INSTRUCTIONS TO FOLLOW: All lines of the material that contain "JSON" must be copied out.

SOURCE RECORDS:
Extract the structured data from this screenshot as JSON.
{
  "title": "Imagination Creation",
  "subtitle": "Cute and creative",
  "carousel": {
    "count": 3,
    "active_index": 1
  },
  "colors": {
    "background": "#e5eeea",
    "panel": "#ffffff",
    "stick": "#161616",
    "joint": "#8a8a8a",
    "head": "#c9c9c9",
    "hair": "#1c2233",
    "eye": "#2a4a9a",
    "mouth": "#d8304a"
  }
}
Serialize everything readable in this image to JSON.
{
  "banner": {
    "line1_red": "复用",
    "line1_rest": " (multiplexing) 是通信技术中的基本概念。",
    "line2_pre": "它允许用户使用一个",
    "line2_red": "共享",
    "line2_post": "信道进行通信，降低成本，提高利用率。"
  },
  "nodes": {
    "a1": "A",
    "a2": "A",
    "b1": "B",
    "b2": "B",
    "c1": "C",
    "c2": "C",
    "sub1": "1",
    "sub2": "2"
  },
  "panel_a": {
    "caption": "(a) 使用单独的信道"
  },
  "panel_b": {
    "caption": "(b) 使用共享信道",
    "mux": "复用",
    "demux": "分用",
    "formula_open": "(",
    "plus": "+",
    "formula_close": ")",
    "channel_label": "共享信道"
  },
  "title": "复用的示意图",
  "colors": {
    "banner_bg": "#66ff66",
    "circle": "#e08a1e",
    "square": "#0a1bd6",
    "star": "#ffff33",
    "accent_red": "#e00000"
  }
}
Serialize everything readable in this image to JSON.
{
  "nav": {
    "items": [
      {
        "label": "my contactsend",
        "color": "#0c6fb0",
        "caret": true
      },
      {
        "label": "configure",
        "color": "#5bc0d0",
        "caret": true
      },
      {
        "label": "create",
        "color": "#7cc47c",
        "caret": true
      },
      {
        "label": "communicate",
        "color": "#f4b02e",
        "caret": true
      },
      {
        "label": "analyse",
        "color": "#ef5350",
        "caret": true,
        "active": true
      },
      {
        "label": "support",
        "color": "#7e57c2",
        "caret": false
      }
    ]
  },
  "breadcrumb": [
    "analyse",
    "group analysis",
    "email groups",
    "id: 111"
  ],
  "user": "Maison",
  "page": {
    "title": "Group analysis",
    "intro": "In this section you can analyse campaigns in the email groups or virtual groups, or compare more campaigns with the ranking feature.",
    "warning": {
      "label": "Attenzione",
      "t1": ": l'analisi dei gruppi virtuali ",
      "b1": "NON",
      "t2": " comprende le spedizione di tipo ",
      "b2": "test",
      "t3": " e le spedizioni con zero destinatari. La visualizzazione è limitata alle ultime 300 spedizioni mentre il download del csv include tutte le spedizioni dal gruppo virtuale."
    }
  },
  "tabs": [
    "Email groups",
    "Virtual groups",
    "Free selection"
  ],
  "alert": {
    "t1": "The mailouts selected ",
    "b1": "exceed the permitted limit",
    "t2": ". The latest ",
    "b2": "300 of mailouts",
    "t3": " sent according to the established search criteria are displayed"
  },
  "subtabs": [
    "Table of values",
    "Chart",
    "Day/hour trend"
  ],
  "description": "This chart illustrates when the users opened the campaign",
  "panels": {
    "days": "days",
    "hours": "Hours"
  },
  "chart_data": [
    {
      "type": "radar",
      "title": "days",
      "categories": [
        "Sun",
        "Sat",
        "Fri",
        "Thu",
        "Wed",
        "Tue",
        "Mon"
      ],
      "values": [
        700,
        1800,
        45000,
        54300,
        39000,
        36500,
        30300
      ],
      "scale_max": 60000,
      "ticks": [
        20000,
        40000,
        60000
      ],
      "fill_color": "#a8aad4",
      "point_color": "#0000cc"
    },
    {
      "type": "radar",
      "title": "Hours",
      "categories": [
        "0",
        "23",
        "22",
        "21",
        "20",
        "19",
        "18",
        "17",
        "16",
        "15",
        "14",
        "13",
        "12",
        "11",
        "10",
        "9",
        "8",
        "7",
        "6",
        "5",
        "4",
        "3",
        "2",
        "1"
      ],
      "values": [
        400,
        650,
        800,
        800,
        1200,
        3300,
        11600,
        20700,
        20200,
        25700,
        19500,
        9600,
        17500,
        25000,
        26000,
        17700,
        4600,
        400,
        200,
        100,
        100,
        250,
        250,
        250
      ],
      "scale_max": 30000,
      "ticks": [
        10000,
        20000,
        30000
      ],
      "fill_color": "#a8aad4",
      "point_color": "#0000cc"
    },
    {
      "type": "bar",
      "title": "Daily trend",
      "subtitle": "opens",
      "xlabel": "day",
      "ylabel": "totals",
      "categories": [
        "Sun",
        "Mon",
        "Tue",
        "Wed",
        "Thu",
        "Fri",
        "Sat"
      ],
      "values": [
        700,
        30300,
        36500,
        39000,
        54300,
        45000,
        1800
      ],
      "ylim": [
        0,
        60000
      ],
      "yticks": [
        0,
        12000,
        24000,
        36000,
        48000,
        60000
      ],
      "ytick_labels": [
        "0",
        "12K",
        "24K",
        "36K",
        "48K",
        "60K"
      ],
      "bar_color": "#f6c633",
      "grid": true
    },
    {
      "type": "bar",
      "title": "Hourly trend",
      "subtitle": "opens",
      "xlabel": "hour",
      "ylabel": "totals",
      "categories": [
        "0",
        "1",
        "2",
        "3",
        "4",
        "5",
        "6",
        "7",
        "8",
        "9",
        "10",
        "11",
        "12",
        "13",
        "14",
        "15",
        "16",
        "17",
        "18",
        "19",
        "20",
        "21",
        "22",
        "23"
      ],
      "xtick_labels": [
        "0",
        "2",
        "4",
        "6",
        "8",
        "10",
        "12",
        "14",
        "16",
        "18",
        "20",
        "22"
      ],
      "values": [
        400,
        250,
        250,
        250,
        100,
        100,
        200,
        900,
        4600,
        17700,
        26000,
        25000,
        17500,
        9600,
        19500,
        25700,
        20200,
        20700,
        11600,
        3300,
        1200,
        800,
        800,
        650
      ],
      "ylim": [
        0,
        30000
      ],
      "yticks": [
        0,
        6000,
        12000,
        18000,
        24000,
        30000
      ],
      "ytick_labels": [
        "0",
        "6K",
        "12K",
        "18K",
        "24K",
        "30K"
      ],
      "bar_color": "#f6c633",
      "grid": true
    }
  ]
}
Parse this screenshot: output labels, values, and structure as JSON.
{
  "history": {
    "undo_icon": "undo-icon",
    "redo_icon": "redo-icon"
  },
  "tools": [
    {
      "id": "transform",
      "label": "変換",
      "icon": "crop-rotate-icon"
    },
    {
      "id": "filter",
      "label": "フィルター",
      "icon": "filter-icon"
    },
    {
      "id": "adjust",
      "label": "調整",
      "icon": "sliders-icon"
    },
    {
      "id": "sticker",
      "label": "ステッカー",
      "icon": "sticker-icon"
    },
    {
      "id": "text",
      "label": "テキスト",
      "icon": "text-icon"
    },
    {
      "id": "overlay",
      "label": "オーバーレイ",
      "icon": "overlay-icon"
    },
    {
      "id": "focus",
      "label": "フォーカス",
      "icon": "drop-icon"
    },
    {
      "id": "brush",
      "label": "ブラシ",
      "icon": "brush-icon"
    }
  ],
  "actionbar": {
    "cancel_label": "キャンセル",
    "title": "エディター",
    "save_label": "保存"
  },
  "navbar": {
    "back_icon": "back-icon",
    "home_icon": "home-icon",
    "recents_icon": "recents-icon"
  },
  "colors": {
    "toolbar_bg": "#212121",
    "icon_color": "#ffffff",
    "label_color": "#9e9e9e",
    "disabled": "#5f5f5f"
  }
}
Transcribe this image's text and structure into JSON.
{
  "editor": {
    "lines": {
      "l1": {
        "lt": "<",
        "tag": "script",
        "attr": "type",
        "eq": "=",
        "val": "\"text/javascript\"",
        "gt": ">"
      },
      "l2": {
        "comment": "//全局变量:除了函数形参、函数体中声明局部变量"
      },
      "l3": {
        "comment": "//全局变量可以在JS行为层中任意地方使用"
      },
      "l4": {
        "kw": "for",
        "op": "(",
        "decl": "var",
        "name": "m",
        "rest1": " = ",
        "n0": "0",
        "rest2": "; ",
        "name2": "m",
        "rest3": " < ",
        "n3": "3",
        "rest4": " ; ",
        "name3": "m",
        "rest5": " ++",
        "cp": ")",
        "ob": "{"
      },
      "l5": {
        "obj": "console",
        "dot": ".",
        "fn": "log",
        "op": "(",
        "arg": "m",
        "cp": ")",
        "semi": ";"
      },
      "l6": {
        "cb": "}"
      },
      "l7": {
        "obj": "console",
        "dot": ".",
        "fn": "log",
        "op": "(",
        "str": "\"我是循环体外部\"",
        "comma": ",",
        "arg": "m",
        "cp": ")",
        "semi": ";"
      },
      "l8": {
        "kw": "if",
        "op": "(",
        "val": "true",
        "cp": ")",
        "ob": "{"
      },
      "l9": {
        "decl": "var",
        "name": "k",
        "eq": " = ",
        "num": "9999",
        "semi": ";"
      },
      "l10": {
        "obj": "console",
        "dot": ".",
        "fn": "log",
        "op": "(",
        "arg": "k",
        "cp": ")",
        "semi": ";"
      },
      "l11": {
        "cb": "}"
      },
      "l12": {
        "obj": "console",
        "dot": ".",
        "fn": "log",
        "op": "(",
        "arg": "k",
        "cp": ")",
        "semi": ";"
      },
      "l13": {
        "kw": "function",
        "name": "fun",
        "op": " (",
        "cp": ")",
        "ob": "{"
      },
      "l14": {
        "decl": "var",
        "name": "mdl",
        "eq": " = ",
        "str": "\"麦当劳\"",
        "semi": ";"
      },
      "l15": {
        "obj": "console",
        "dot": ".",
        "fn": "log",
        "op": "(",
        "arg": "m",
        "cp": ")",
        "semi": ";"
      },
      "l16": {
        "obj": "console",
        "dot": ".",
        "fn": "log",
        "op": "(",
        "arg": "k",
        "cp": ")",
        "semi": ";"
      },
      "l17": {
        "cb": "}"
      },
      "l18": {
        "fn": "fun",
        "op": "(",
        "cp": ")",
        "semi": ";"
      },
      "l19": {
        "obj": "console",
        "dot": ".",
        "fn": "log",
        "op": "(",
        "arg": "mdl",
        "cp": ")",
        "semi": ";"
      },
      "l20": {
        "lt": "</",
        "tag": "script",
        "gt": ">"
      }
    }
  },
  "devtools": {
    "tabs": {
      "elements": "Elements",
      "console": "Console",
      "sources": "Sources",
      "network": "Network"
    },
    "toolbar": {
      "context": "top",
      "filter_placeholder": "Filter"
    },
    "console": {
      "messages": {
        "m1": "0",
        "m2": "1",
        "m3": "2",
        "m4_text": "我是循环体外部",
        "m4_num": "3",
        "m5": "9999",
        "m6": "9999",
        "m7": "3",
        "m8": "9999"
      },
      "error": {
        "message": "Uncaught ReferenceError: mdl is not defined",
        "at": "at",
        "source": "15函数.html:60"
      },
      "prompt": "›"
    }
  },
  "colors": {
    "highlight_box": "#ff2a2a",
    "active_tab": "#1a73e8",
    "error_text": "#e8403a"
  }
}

EXPECTED ANSWER:
Extract the structured data from this screenshot as JSON.
Serialize everything readable in this image to JSON.
Serialize everything readable in this image to JSON.
Parse this screenshot: output labels, values, and structure as JSON.
Transcribe this image's text and structure into JSON.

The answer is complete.